It’s very hard to rattle Larson. The fact that he was able to come back and race a week after the horrific final-lap crash at Daytona is a testament to that.
Larson recognizes his calm demeanor as one of his strengths. In an interview with Speedway Media’s Mary Jo Buchanan, Larson said, “That’s what I think people would find surprising about me. I never get winded. I think it’s just because I stay calm.”
Listen to the in-car audio on any given Sunday, and you will quickly find out that even the best drivers in the sport lack the coolness under pressure that Larson has.
Stewart has long been considered the most versatile driver in motorsports, having won the USAC Triple Crown, an IndyCar Series championship, three Sprint Cup titles and multiple World of Outlaws events.
Larson has been just as versatile, winning in everything he has raced on his way to the NASCAR Nationwide Series this year. His talent is not lost on Stewart, who called him “absolutely phenomenal” in a Wind Tunnel interview last year.
Page 2 of 2 - After winning countless dirt races in midgets and sprint cars, Larson has been nothing short of spectacular in his limited time in stock cars. In 35 total races under the NASCAR banner, 27 times he has finished in the top 10.
The biggest advantage Larson has is Chip Ganassi, who signed him to a developmental deal in late 2011 and has been overseeing his career ever since.
It was Ganassi that got Larson his ride with Turner Scott Motorsports in the Nationwide Series this year, and it is Ganassi who is going to bring him to Sprint Cup in the near future.
Yes, Ganassi has swung and missed in the past (Casey Mears and Reed Sorenson never panned out), but he has had enormous success.

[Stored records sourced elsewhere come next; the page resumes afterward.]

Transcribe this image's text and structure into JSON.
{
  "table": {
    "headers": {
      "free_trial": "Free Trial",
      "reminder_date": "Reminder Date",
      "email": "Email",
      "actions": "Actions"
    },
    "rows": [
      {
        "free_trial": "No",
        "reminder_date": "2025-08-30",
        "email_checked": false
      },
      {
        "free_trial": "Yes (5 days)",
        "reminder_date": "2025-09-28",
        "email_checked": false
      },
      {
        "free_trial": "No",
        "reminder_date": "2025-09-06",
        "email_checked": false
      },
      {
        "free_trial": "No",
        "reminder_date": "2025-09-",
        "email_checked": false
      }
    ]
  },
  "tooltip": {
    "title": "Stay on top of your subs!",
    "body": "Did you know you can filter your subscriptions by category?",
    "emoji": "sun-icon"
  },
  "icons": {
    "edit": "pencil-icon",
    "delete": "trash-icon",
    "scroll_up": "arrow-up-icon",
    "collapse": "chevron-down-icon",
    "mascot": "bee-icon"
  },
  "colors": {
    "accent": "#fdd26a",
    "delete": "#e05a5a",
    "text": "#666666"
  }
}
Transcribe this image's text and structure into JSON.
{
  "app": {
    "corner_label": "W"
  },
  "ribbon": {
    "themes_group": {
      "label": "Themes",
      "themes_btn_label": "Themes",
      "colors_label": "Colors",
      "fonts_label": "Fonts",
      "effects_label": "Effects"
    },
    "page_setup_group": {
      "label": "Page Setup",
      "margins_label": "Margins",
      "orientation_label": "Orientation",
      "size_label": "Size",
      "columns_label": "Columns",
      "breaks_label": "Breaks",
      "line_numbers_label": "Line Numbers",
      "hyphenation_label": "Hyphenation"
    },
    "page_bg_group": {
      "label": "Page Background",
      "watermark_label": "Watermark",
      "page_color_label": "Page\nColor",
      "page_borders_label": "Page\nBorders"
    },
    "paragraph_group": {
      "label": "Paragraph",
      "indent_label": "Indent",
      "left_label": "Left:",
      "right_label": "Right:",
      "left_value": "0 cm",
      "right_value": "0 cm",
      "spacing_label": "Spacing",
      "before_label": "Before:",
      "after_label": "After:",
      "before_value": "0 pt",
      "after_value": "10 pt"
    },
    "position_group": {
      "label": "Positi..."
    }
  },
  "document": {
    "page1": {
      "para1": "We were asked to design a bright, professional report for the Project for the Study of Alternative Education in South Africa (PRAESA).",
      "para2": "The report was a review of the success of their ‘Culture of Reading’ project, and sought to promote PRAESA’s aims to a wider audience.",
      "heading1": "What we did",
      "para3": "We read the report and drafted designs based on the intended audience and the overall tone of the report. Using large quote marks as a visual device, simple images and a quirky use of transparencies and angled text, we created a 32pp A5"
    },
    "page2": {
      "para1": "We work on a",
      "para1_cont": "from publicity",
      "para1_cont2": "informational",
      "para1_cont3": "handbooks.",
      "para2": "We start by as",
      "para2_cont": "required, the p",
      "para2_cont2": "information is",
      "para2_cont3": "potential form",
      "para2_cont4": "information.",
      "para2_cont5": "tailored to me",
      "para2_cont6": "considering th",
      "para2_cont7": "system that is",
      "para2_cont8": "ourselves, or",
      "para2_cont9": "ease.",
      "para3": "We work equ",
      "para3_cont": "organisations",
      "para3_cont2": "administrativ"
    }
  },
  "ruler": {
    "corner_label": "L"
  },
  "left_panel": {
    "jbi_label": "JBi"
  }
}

With Chip Ganassi in his corner, Larson is virtually guaranteed a Sprint Cup opportunity within the next two years.
Once he gets there, the sky is the limit.